Now, that doesn't mean you should give up on all traditional marketing techniques. Interactive marketing simply offers an additional way to engage your audience.
Check out these examples:
Late last year, Gonzaga University launched a marketing campaign called "Inspired Season” that used interactive video technology to drive ticket sales for the women's basketball team. By entering your name and phone number on a web site the campaign injected you right into the action.
Burger King has a long tradition of these types of campaigns. Remember the Subservient Chicken? Newer examples include the Angry-Gram, which lets you send a screaming Angry WHOPPER sandwich to an unsuspecting friend, or the WHOPPER Sacrifice which asks you to sacrifice 10 facebook friends for a free burger. (Facebook put a stop to this campaign shortly after its release)

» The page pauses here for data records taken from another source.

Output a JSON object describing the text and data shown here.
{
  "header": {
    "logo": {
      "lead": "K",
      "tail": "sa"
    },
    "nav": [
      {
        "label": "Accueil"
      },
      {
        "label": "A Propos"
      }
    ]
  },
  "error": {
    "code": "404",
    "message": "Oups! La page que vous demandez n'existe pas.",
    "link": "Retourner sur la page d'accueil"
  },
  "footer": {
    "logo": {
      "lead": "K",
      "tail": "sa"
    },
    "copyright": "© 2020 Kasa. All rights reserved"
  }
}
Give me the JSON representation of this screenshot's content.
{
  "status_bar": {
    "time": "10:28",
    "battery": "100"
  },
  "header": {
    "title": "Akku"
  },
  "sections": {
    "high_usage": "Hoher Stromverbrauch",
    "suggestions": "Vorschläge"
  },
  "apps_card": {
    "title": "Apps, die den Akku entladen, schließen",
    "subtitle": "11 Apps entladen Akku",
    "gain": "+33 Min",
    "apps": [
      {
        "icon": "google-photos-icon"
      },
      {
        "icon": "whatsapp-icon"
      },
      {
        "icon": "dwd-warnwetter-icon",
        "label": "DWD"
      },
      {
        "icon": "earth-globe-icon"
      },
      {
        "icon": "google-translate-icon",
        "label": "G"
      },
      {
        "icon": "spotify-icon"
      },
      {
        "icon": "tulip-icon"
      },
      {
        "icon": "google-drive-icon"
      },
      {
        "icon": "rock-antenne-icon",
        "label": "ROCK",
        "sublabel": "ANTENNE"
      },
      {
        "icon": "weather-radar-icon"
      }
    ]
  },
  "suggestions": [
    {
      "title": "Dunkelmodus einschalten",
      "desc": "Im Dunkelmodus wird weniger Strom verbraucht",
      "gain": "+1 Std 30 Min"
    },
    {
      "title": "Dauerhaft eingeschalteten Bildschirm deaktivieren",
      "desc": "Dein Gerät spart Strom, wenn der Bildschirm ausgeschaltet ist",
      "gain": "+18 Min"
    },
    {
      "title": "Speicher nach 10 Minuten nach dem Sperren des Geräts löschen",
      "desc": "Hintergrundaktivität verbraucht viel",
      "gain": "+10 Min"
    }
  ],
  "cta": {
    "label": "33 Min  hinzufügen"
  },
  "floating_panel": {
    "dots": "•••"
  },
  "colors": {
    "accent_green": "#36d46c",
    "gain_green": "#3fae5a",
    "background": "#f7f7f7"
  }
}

The marketers behind our new president were masters at connecting with voters via technology. The Obama campaign made history by announcing President-Elect Obama's VP selection via SMS text message. This signaled the importance they placed on people's support, and created a lasting, memorable experience for those who received the message. After all, they were the FIRST to know!
Technology is making these types of campaigns possible. Spend some time to look for ways your brand can take advantage of these advances. It can have a dramatic impact about how your customers feel and talk about your brand!
Give us a call if you're looking for hot ideas on how to engage your customers!
Inga Rundquist is a Public Relations Arsonist and Co-Owner at MindFire. When she’s not dreaming up ideas that will generate publicity, you can find her knee deep in the social media world, also known as the next PR frontier.
There’s a famous quote in the advertising world by John Wanamaker, the first retailer to place a full-page ad: “Half the money I spend on advertising is wasted; the trouble is I don’t know which half.”
When banner ads were first introduced by Global Network Navigator in 1993, few people understood the impact this would have on the advertising industry. To sum things up - it was a preeeeetty big deal. Think wildfire on a desiccated prairie.